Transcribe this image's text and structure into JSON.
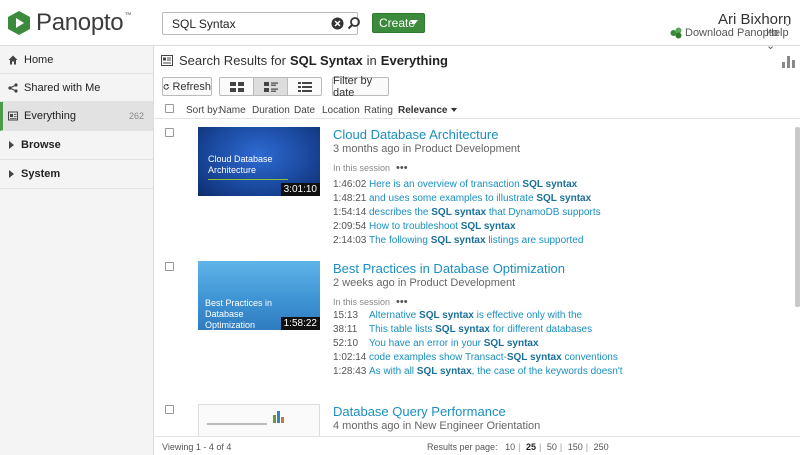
{
  "header": {
    "logo_text": "Panopto",
    "logo_tm": "™",
    "search_value": "SQL Syntax",
    "create_label": "Create",
    "user_name": "Ari Bixhorn",
    "download_label": "Download Panopto",
    "help_label": "Help"
  },
  "sidebar": {
    "items": [
      {
        "label": "Home",
        "icon": "home-icon"
      },
      {
        "label": "Shared with Me",
        "icon": "share-icon"
      },
      {
        "label": "Everything",
        "icon": "everything-icon",
        "count": "262"
      },
      {
        "label": "Browse",
        "icon": "triangle-right-icon"
      },
      {
        "label": "System",
        "icon": "triangle-right-icon"
      }
    ]
  },
  "results_header": {
    "prefix": "Search Results for",
    "query": "SQL Syntax",
    "in_word": "in",
    "scope": "Everything"
  },
  "toolbar": {
    "refresh_label": "Refresh",
    "filter_label": "Filter by date"
  },
  "sort": {
    "label": "Sort by:",
    "options": [
      "Name",
      "Duration",
      "Date",
      "Location",
      "Rating",
      "Relevance"
    ]
  },
  "results": [
    {
      "title": "Cloud Database Architecture",
      "meta": "3 months ago in Product Development",
      "thumb_title": "Cloud Database Architecture",
      "duration": "3:01:10",
      "in_session": "In this session",
      "hits": [
        {
          "time": "1:46:02",
          "pre": "Here is an overview of transaction ",
          "term": "SQL syntax",
          "post": ""
        },
        {
          "time": "1:48:21",
          "pre": "and uses some examples to illustrate ",
          "term": "SQL syntax",
          "post": ""
        },
        {
          "time": "1:54:14",
          "pre": "describes the ",
          "term": "SQL syntax",
          "post": " that DynamoDB supports"
        },
        {
          "time": "2:09:54",
          "pre": "How to troubleshoot ",
          "term": "SQL syntax",
          "post": ""
        },
        {
          "time": "2:14:03",
          "pre": "The following ",
          "term": "SQL syntax",
          "post": " listings are supported"
        }
      ]
    },
    {
      "title": "Best Practices in Database Optimization",
      "meta": "2 weeks ago in Product Development",
      "thumb_title": "Best Practices in Database Optimization",
      "duration": "1:58:22",
      "in_session": "In this session",
      "hits": [
        {
          "time": "15:13",
          "pre": "Alternative ",
          "term": "SQL syntax",
          "post": " is effective only with the"
        },
        {
          "time": "38:11",
          "pre": "This table lists ",
          "term": "SQL syntax",
          "post": " for different databases"
        },
        {
          "time": "52:10",
          "pre": "You have an error in your ",
          "term": "SQL syntax",
          "post": ""
        },
        {
          "time": "1:02:14",
          "pre": "code examples show Transact-",
          "term": "SQL syntax",
          "post": " conventions"
        },
        {
          "time": "1:28:43",
          "pre": "As with all ",
          "term": "SQL syntax",
          "post": ", the case of the keywords doesn't"
        }
      ]
    },
    {
      "title": "Database Query Performance",
      "meta": "4 months ago in New Engineer Orientation"
    }
  ],
  "footer": {
    "viewing": "Viewing 1 - 4 of 4",
    "rpp_label": "Results per page:",
    "rpp_options": [
      "10",
      "25",
      "50",
      "150",
      "250"
    ],
    "rpp_selected": "25"
  },
  "colors": {
    "brand_green": "#3c8b3c",
    "link_blue": "#1a8fbf"
  }
}
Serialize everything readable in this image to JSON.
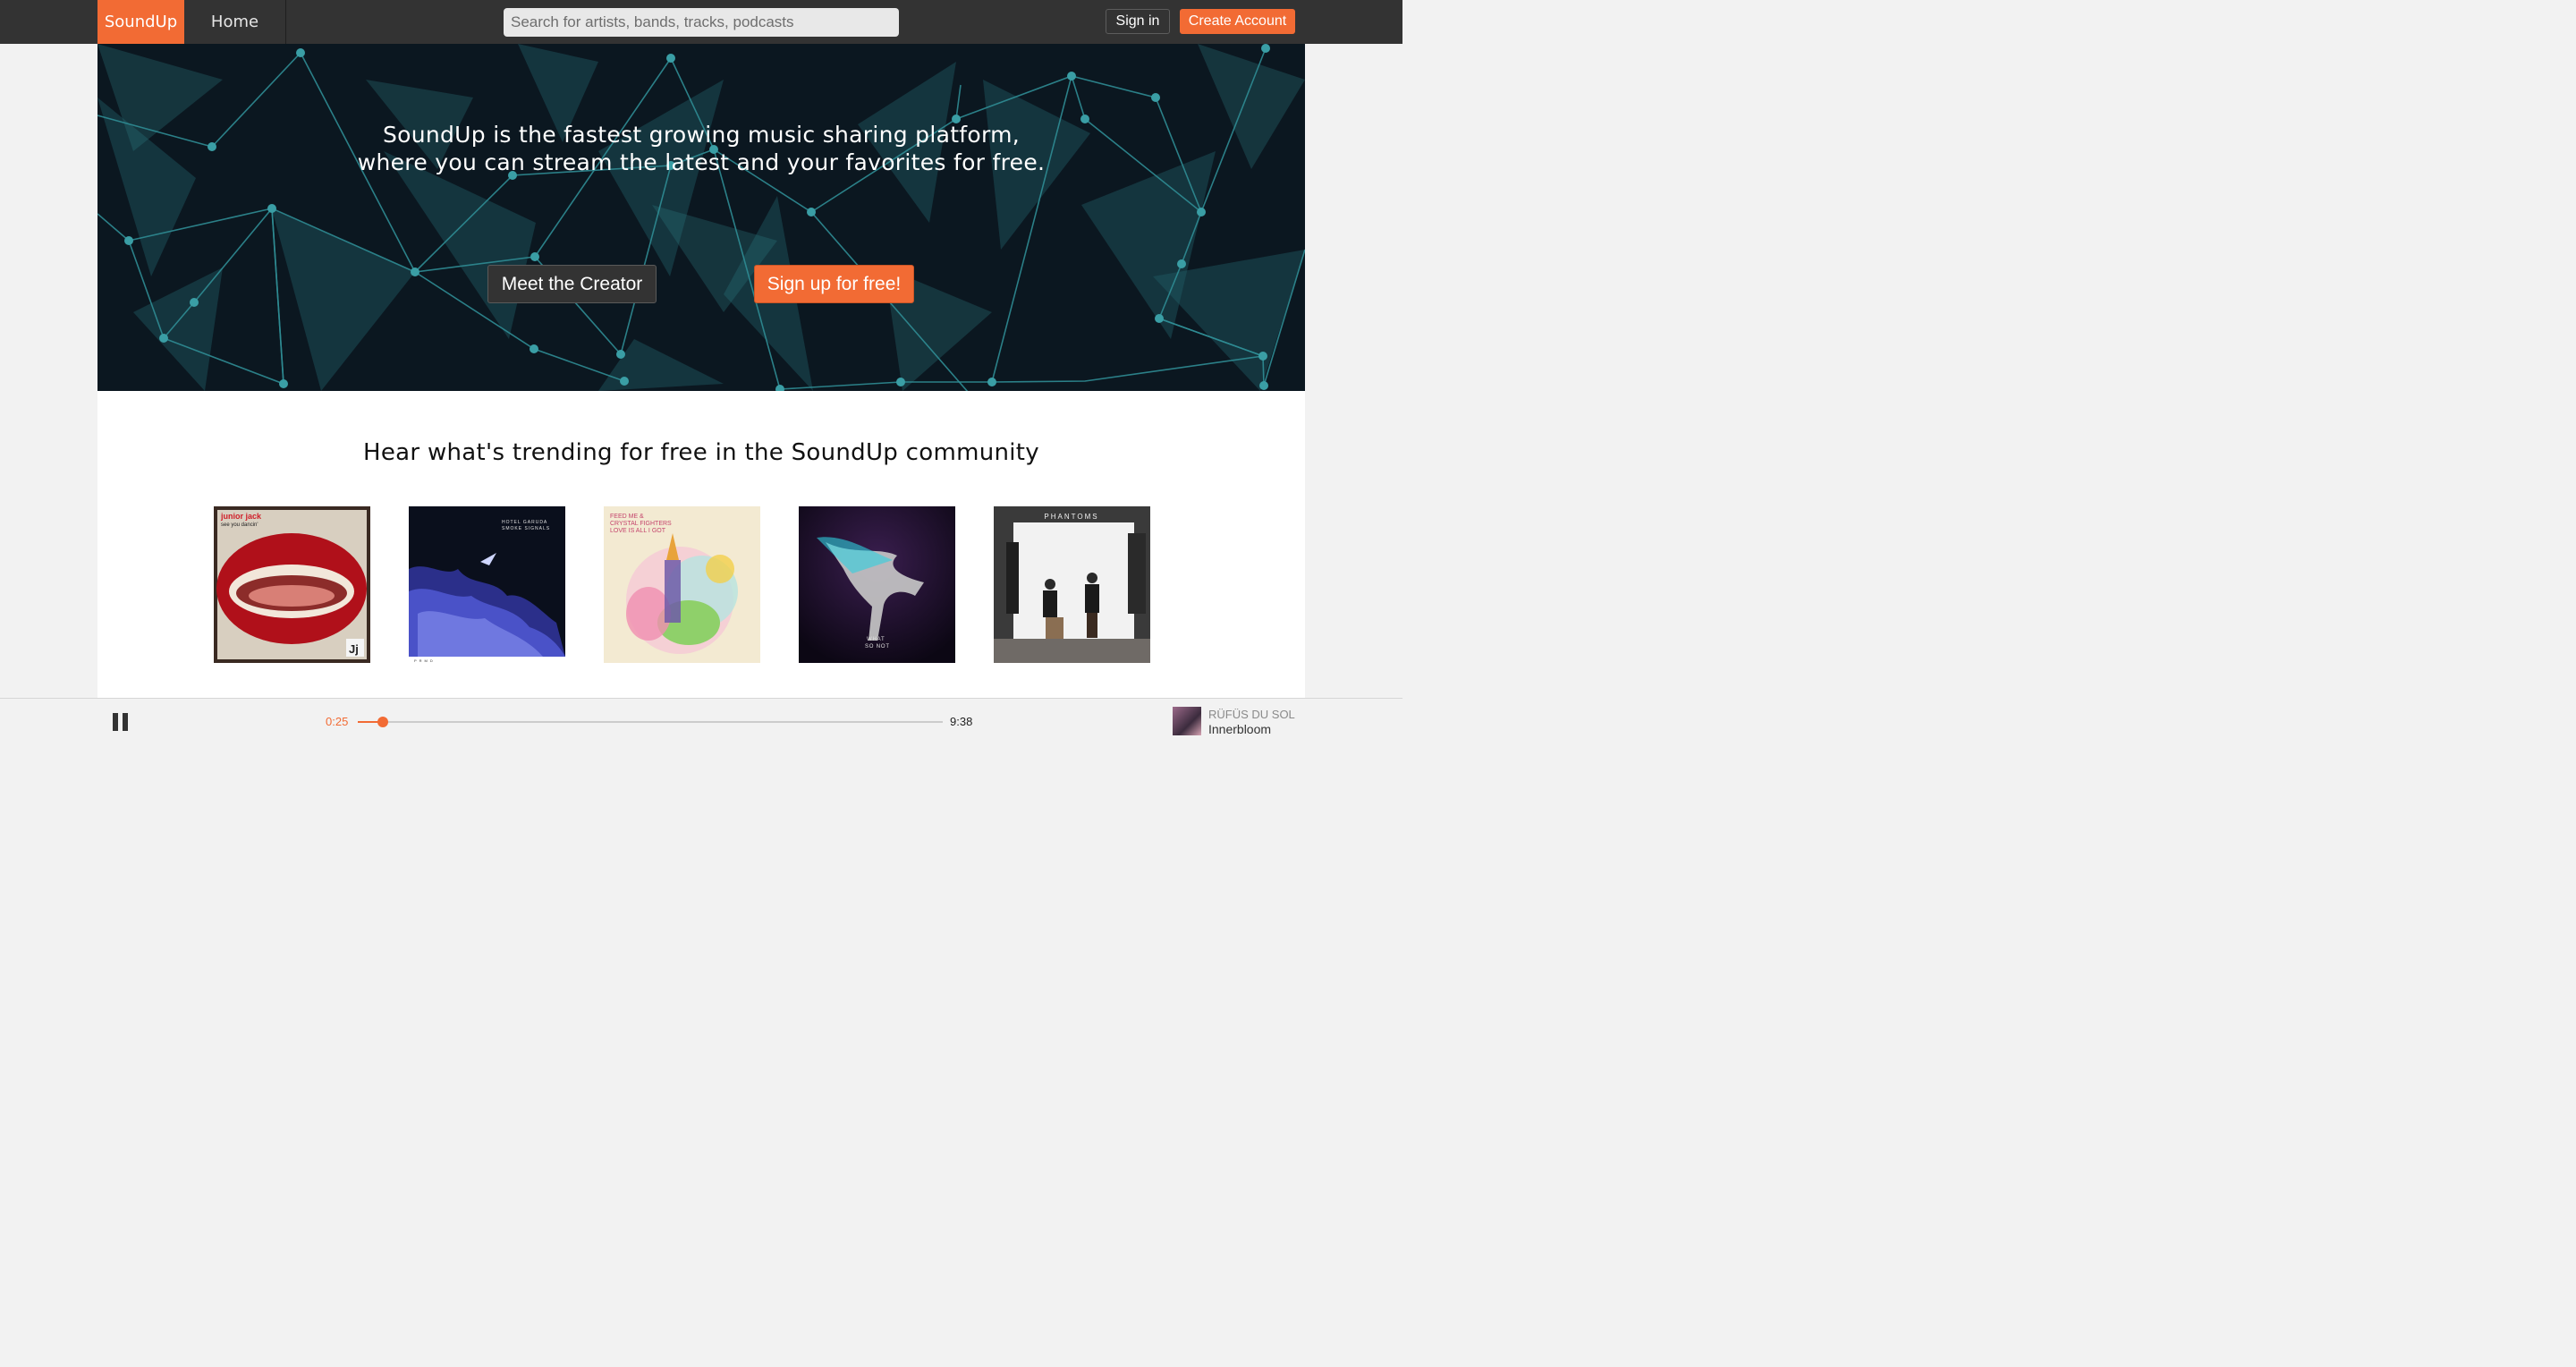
{
  "nav": {
    "logo": "SoundUp",
    "home": "Home",
    "search_placeholder": "Search for artists, bands, tracks, podcasts",
    "signin": "Sign in",
    "create_account": "Create Account"
  },
  "hero": {
    "line1": "SoundUp is the fastest growing music sharing platform,",
    "line2": "where you can stream the latest and your favorites for free.",
    "creator_button": "Meet the Creator",
    "signup_button": "Sign up for free!"
  },
  "trending": {
    "title": "Hear what's trending for free in the SoundUp community",
    "albums": [
      {
        "name": "junior-jack-album",
        "text1": "junior jack",
        "text2": "see you dancin'",
        "badge": "Jj"
      },
      {
        "name": "hotel-garuda-album",
        "text1": "HOTEL GARUDA",
        "text2": "SMOKE SIGNALS",
        "text3": "PRMD"
      },
      {
        "name": "feed-me-album",
        "text1": "FEED ME &",
        "text2": "CRYSTAL FIGHTERS",
        "text3": "LOVE IS ALL I GOT"
      },
      {
        "name": "what-so-not-album",
        "text1": "WHAT",
        "text2": "SO NOT"
      },
      {
        "name": "phantoms-album",
        "text1": "PHANTOMS"
      }
    ]
  },
  "player": {
    "current_time": "0:25",
    "total_time": "9:38",
    "progress": 0.0431,
    "artist": "RÜFÜS DU SOL",
    "title": "Innerbloom"
  },
  "colors": {
    "accent": "#f26b34",
    "nav_bg": "#333333",
    "hero_bg": "#0b1720",
    "hero_network": "#2d7a82"
  }
}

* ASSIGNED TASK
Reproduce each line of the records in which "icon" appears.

* EXERCISE OUTPUT
        "icon": "home-icon"
        "icon": "share-icon"
        "icon": "everything-icon",
        "icon": "triangle-right-icon"
        "icon": "triangle-right-icon"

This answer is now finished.